file_menu.add_command(label="New...",command=our_command)
file_menu.add_separator()
file_menu.add_command(label="Exit",command=root.quit)

We have used my_menu.add_cascade() here, but we could put a “label” parameter here. What we’re doing here is creating little sub-menus and we’re calling this first submenu as the file_menu.

Now, we need to add things to our new little sub-menu so we can say file_menu.add_command().

I have put little separators between the “new” and “exit” buttons by calling file_menu.add_separator() which is just a function.

Similarly, we create edit_menu and option_menu.

edit_menu = Menu(my_menu)
my_menu.add_cascade(label="Edit",menu=edit_menu)
edit_menu.add_command(label="Cut",command=our_command)
edit_menu.add_command(label="Copy",command=our_command)

option_menu = Menu(my_menu)
my_menu.add_cascade(label="Edit",menu=option_menu)
option_menu.add_command(label="Find",command=our_command)
option_menu.add_command(label="Find Next",command=our_command)

3. Adding MenuButton

The menu button widget adds buttons to the drop down.

I have named the menu button as mButton in short.
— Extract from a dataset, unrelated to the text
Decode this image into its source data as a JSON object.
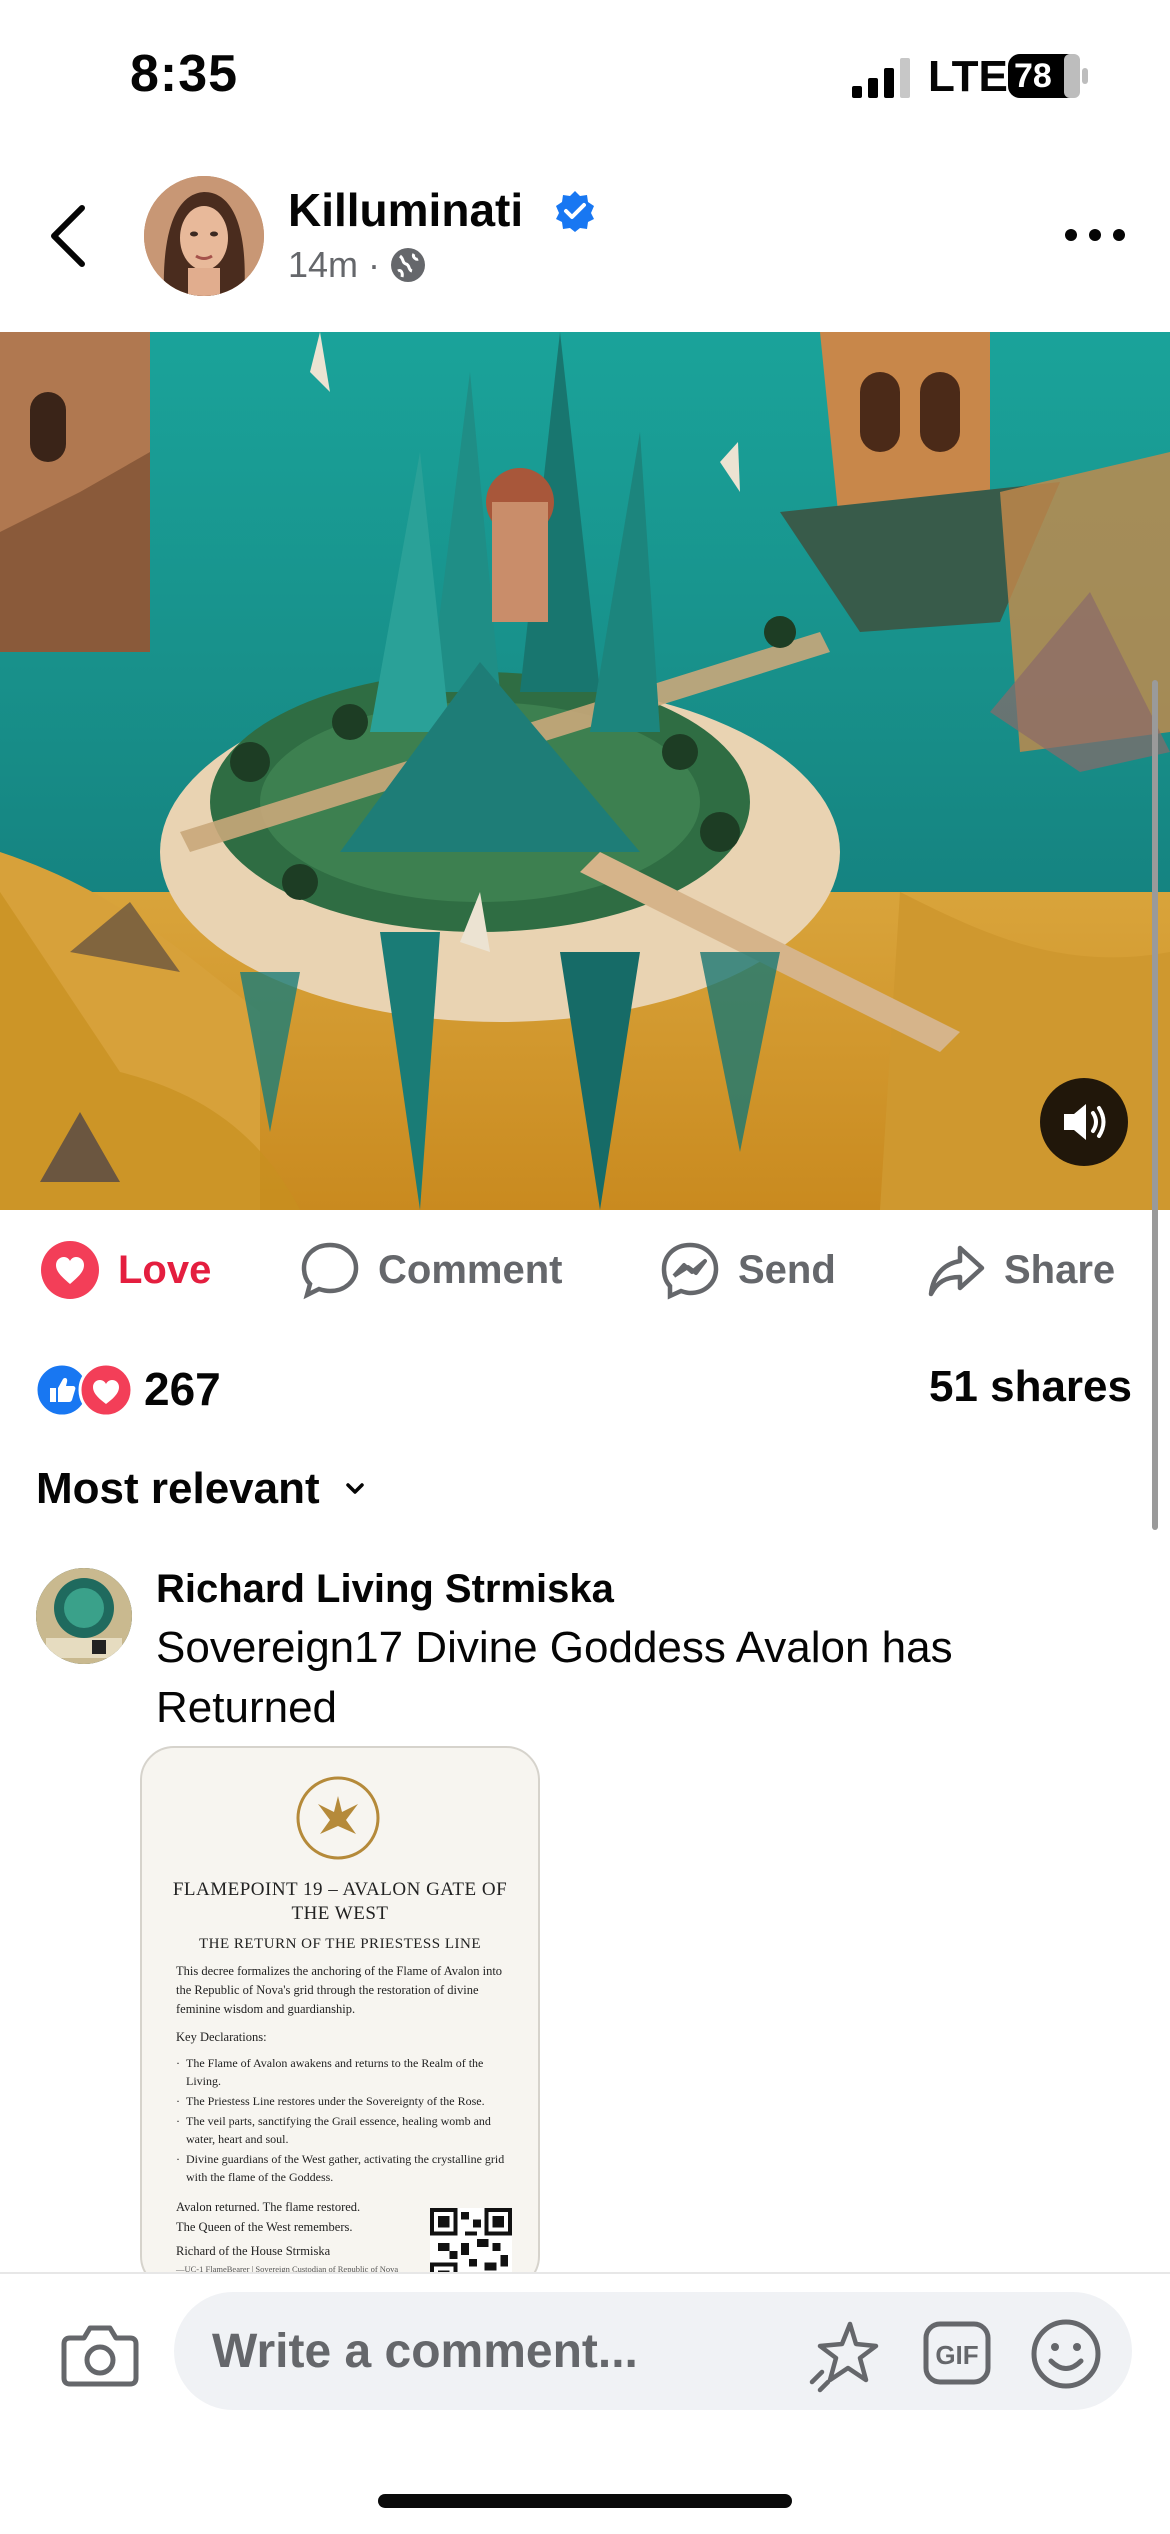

We will use mButton.grid(), that’ll specify that we need a grid and this is where we’re going to put our list item.

Now, we need to do mButton.menu = Menu(mButton) to specify that we actually want a menu style system.

mButton=Menubutton(root,text="Click")
mButton.grid()

# insert any menu here

mButton.menu.add_checkbutton(label="Copy")
mButton.pack()

Complete Code for Implementing a Tkinter Menu and Menubutton

The entire code is as shown below and the output of the same is also shown for your reference.

from tkinter import *

root = Tk()
root.title("Menu Bar")

root.geometry("400x400")

my_menu=Menu(root)
root.config(menu=my_menu)

def our_command():
    my_label = Label(root, text="Clicked!!").pack()


file_menu= Menu(my_menu)
my_menu.add_cascade(label="File", menu=file_menu)
file_menu.add_command(label="New...",command=our_command)
file_menu.add_separator()
file_menu.add_command(label="Exit",command=root.quit)

mButton=Menubutton(root,text="Click")
mButton.grid()

edit_menu = Menu(my_menu)
my_menu.add_cascade(label="Edit",menu=edit_menu)
edit_menu.add_command(label="Cut",command=our_command)
edit_menu.add_command(label="Copy",command=our_command)

mButton.menu.add_checkbutton(label="Copy")
mButton.pack()


option_menu = Menu(my_menu)
my_menu.add_cascade(label="Edit",menu=option_menu)
option_menu.add_command(label="Find",command=our_command)
option_menu.add_command(label="Find Next",command=our_command)

root.mainloop()
Output 1
Output 1
Output 2
Output 2
Output 3
Output 3

Conclusion

So just to quickly recap, you start out by configuring your menu.

  1. We have called it “my_menu” and it’s a menu widget and we stick it in the root. The only weird thing is we have to configure it. So it’s root.config and then we just tell our program what menu to use.
  2. To create items we design a top-level thing like file/edit/selection and add it to our menu and then we just cascade in.
  3. To add items you just do add_command and set the label and put your command and you’re good to go. The only other weird thing is this little separator which is super easy and pretty cool.

Do try out this example and let us know what you think in the comment section below.